In New Zealand under the Patents Act 2013, amendments after a patent application is accepted or granted by the Intellectual Property Office of New Zealand (IPONZ) are limited compared to amendments allowable before acceptance.
Before acceptance, any amendment is allowable provided it is supported by the application as filed. After acceptance or grant, amendments of complete patent specifications are only allowable if:
they are supported (i.e. the subject matter of the proposed amendment is claimed or described in the specification before amendment); and
for claim amendments, are narrowing (i.e. any amended claim falls wholly within the scope of claim before amendment).
The exception to the above is when correcting an obvious mistake, which can result in a broadening amendment. However, case law from the previous Patents Act 1953, which should still be applicable under the 2013 Act, indicated that to correct an obvious mistake, both the mistake and the required correction must be clear from the specification as filed.
Amendments during opposition or revocation are allowable with leave of the court, and are subject to the same requirements as amendments made after acceptance or grant, i.e. any amendment must be supported and narrowing.
A request for leave to amend after acceptance must include:
- a marked-up copy of the specification showing the proposed amendments;
- a clean copy of the proposed amended specification;
- a statement of the reasons for the request, including an explanation of how and where in the specification the proposed amendments are supported by the specification as filed; and
- a declaration stating there are no proceedings before the court relating to the invention.
The official fee for post-acceptance amendments is NZ$500 (as at the time of this article).
The request for leave to amend is published in the Journal and assessed by IPONZ. If IPONZ does not accept the request for leave to amend, the applicant is given a three-month period (extendible by one month) to reply. This may include further amendments, or arguing against the issues raised. If the request is deemed allowable, this is published in the Journal and there is a further two-month opposition period (extendible by up to three months), during which interested parties can oppose the proposed amendment.
There are no statutory deadlines for when a post-acceptance amendment can be requested in New Zealand, however case law indicates the amendment should be requested without delay once a reason to file the amendment is discovered (such as becoming aware of new prior art).

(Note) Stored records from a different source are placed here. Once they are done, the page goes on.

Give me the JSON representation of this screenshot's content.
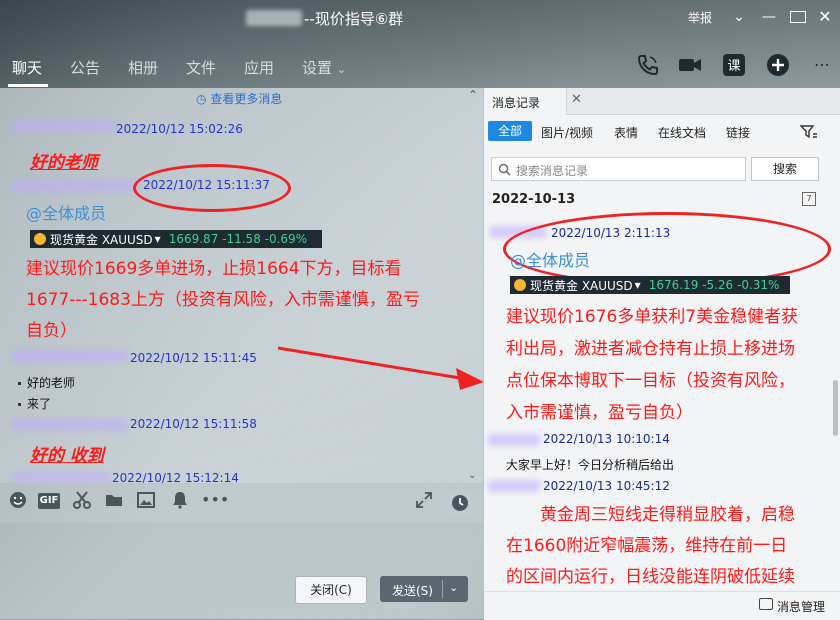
{
  "window": {
    "title": "--现价指导⑥群",
    "report": "举报"
  },
  "tabs": [
    "聊天",
    "公告",
    "相册",
    "文件",
    "应用",
    "设置"
  ],
  "chat": {
    "more_link": "查看更多消息",
    "messages": [
      {
        "time": "2022/10/12 15:02:26",
        "text": "好的老师"
      },
      {
        "time": "2022/10/12 15:11:37",
        "at": "@全体成员",
        "ticker": {
          "name": "现货黄金 XAUUSD",
          "price": "1669.87 -11.58 -0.69%"
        },
        "lines": [
          "建议现价1669多单进场，止损1664下方，目标看",
          "1677---1683上方（投资有风险，入市需谨慎，盈亏",
          "自负）"
        ]
      },
      {
        "time": "2022/10/12 15:11:45",
        "items": [
          "好的老师",
          "来了"
        ]
      },
      {
        "time": "2022/10/12 15:11:58",
        "text": "好的  收到"
      },
      {
        "time": "2022/10/12 15:12:14"
      }
    ]
  },
  "buttons": {
    "close": "关闭(C)",
    "send": "发送(S)"
  },
  "panel": {
    "tab": "消息记录",
    "filters": [
      "全部",
      "图片/视频",
      "表情",
      "在线文档",
      "链接"
    ],
    "search_placeholder": "搜索消息记录",
    "search_btn": "搜索",
    "date": "2022-10-13",
    "messages": [
      {
        "time": "2022/10/13 2:11:13",
        "at": "@全体成员",
        "ticker": {
          "name": "现货黄金 XAUUSD",
          "price": "1676.19 -5.26 -0.31%"
        },
        "lines": [
          "建议现价1676多单获利7美金稳健者获",
          "利出局，激进者减仓持有止损上移进场",
          "点位保本博取下一目标（投资有风险，",
          "入市需谨慎，盈亏自负）"
        ]
      },
      {
        "time": "2022/10/13 10:10:14",
        "text": "大家早上好！今日分析稍后给出"
      },
      {
        "time": "2022/10/13 10:45:12",
        "lines": [
          "　　黄金周三短线走得稍显胶着，启稳",
          "在1660附近窄幅震荡，维持在前一日",
          "的区间内运行，日线没能连阴破低延续"
        ]
      }
    ],
    "footer": "消息管理"
  },
  "colors": {
    "accent": "#1e88e5",
    "red": "#ff1a1a",
    "time_blue": "#2233cc",
    "ticker_green": "#3fd28e"
  }
}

Obtaining a post-acceptance amendment requires careful drafting of the amendment to ensure it meets the relevant criteria. If you need more information or would like help filing a post-acceptance amendment in New Zealand, please get in touch with one of our team of experts, who can assist with making sure your application has the best chance of success.